→ Given records
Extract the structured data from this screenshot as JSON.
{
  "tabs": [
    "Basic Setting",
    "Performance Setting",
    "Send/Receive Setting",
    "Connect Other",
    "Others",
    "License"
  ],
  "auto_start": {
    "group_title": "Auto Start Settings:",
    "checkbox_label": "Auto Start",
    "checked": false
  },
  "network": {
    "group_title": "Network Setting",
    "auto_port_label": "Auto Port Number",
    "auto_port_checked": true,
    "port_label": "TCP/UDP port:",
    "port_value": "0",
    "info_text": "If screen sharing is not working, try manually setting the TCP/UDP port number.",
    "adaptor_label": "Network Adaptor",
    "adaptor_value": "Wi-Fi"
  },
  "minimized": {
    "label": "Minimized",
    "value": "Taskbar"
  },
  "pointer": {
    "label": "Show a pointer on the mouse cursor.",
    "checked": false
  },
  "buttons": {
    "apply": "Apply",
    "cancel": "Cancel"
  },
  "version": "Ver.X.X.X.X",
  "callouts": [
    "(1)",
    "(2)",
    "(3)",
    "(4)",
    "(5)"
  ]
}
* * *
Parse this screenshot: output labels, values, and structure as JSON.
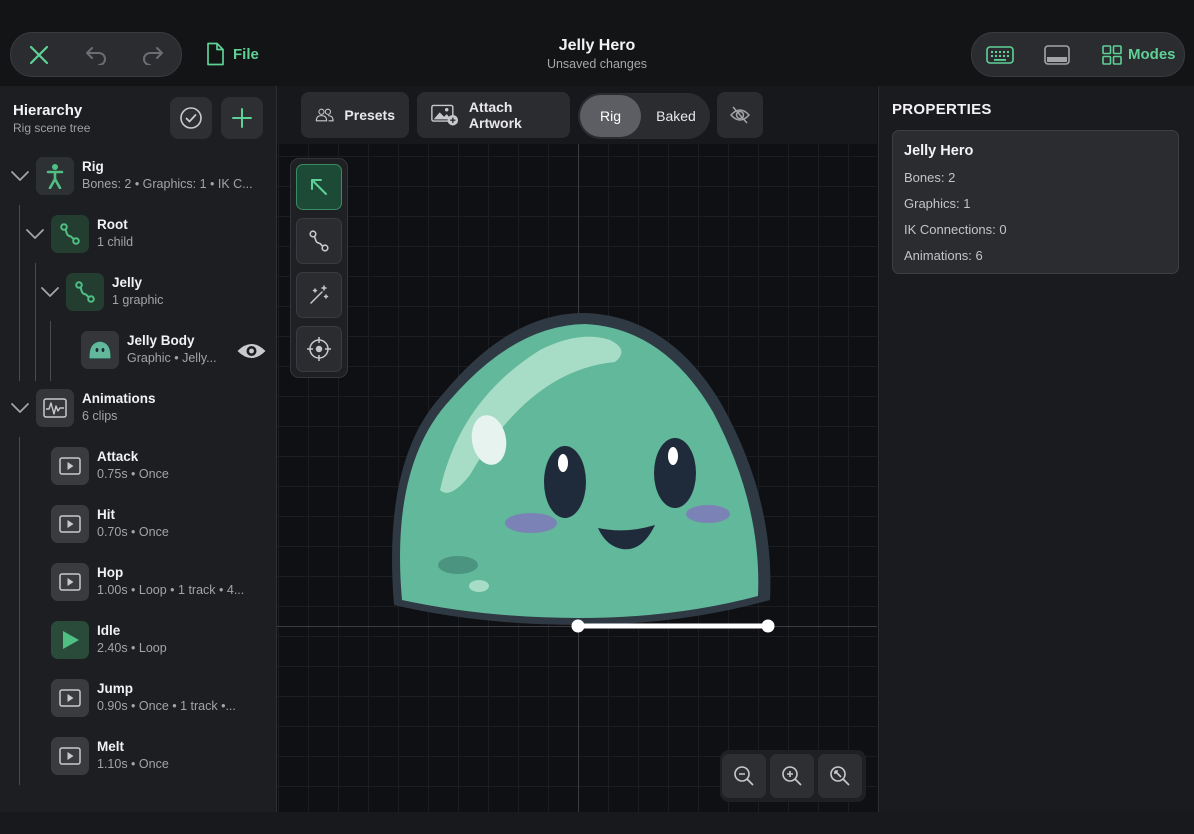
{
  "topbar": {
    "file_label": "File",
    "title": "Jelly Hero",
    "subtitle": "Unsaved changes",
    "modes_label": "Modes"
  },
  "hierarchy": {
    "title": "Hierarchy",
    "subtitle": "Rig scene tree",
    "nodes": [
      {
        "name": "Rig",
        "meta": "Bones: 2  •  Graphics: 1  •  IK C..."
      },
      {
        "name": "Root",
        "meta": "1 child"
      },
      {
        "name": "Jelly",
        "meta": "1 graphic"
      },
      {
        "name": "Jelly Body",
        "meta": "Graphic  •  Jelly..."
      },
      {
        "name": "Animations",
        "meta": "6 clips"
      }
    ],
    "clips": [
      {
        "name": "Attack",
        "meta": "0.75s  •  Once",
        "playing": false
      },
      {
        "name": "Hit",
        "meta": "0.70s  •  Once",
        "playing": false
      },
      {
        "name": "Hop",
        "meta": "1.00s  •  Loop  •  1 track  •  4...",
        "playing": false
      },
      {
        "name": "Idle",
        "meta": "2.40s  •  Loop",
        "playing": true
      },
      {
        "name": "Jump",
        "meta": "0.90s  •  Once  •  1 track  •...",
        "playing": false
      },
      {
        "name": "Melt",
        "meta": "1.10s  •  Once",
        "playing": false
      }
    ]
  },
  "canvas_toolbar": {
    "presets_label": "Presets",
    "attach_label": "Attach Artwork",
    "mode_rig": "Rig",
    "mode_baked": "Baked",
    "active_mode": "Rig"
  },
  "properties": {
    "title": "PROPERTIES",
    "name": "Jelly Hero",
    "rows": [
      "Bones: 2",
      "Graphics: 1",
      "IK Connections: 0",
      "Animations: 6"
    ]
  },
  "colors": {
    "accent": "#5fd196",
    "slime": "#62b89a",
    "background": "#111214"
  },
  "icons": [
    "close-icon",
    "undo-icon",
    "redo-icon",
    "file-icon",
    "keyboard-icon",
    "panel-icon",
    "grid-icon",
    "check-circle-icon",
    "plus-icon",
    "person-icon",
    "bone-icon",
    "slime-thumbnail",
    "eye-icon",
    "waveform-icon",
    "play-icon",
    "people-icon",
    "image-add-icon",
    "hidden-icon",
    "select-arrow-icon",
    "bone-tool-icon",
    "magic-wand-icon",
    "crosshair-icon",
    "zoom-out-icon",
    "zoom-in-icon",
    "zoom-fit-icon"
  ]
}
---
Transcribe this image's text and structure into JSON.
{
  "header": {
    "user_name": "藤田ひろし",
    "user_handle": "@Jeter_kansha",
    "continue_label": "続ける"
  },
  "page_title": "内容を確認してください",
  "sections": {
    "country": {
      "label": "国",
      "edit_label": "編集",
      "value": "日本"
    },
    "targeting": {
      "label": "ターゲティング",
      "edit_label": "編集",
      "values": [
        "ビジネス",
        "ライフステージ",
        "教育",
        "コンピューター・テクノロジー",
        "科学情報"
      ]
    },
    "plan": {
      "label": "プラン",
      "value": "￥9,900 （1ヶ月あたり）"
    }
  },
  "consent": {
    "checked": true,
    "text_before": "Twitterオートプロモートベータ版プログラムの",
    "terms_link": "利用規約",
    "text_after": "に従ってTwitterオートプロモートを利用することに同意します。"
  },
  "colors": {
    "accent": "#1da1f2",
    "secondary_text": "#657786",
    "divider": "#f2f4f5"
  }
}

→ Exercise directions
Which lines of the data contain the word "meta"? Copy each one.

→ Exercise output
        "meta": "Bones: 2  •  Graphics: 1  •  IK C..."
        "meta": "1 child"
        "meta": "1 graphic"
        "meta": "Graphic  •  Jelly..."
        "meta": "6 clips"
        "meta": "0.75s  •  Once",
        "meta": "0.70s  •  Once",
        "meta": "1.00s  •  Loop  •  1 track  •  4...",
        "meta": "2.40s  •  Loop",
        "meta": "0.90s  •  Once  •  1 track  •...",
        "meta": "1.10s  •  Once",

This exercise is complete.